What do we do if someone goes rogue?
Doudna: That’s one of the purposes of these meetings: to get out in front of that. I can’t guarantee that that might not happen. I can work to form a coalition to say, “here’s our considered view of the technology and here’s what we see as a prudent way to move forward with this”. That’s really the best that we can do. There’s no way to unlearn what is learned. We can’t put this technology to bed. If a person has basic knowledge of molecular biology they can do it. It’s not realistic to think we can block it. Same thing with regulations. To imagine that we could have international regulations, it’s just not realistic, and in any case, how do you enforce them? I wouldn’t feel comfortable hiding away in the lab. The better path is to try to be open and transparent and to educate people who want to understand it. It’s such a wonderful technology in many ways. Like any technology it has the potential to be used for good and not so good. We want to put out there the information that people would need to make an informed decision, to encourage appropriate research and discourage forging ahead with clinical applications that could be dangerous or raise ethical issues.
Do you anticipate that there will be papers this year on germline editing?
Doudna: I’ve read that article in MIT Tech Review indicating that they might be coming. I wouldn’t be shocked if they got published this year.
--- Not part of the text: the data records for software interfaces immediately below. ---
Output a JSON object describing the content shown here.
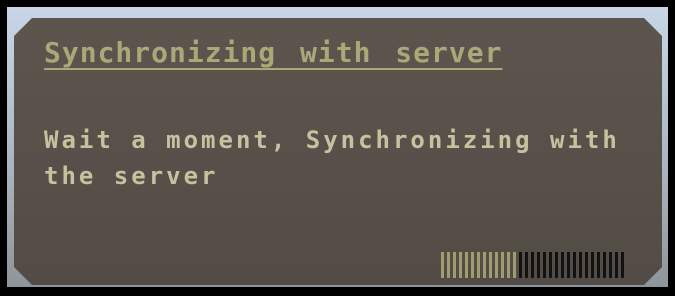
{
  "dialog": {
    "title": "Synchronizing with server",
    "message": "Wait a moment, Synchronizing with the server",
    "progress": {
      "fraction": 0.42,
      "segments": 31
    }
  },
  "colors": {
    "panel": "#575049",
    "title": "#a9a877",
    "message": "#c6c2a0",
    "progress_on": "#9f9d70",
    "progress_off": "#121212"
  }
}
We need to forge ahead with open discussions. I don’t know how people will respond to such papers if they come out. It depends on what’s been done.
Do you have any comments on the patent situation?
Doudna: I think any time there’s a new technology there are going to be multiple claims around it. Especially something that’s very broadly enabling. That’s something that’s probably par for the course. What I would love to see as a scientist is to see people helped with this technology and to see society helped. I would like to see this employed to do that. I would hope that the IP situation doesn’t impede that. I’m just speaking as a scientist or person. Not as a lawyer or a UC professor. These IP matters are in the hands of very capable people who handle this kind of stuff. I have to let them do their job and just continue to do my job.
Anything else you wanted to mention?
Doudna: It’s really important for people to appreciate that this technology grew out of a project to figure out how a basic process in biology worked. Many discoveries are made via basic science and working to understand a process. You can do careful work and obtain data that allow you to deduce something fundamental about nature. That was very much the origin of this system here. That’s something great to emphasize. There’s a tendency now in our country and Europe to emphasize “translational research.” Maybe there is not as much of an appreciation of basic science as there should be. That kind of research was critical with Cas9. A lot of non-scientists don’t understand the process. Scientists are just curious about the world and we’ve chosen particular kinds of questions. We are doing it for the purpose of understanding our world and life.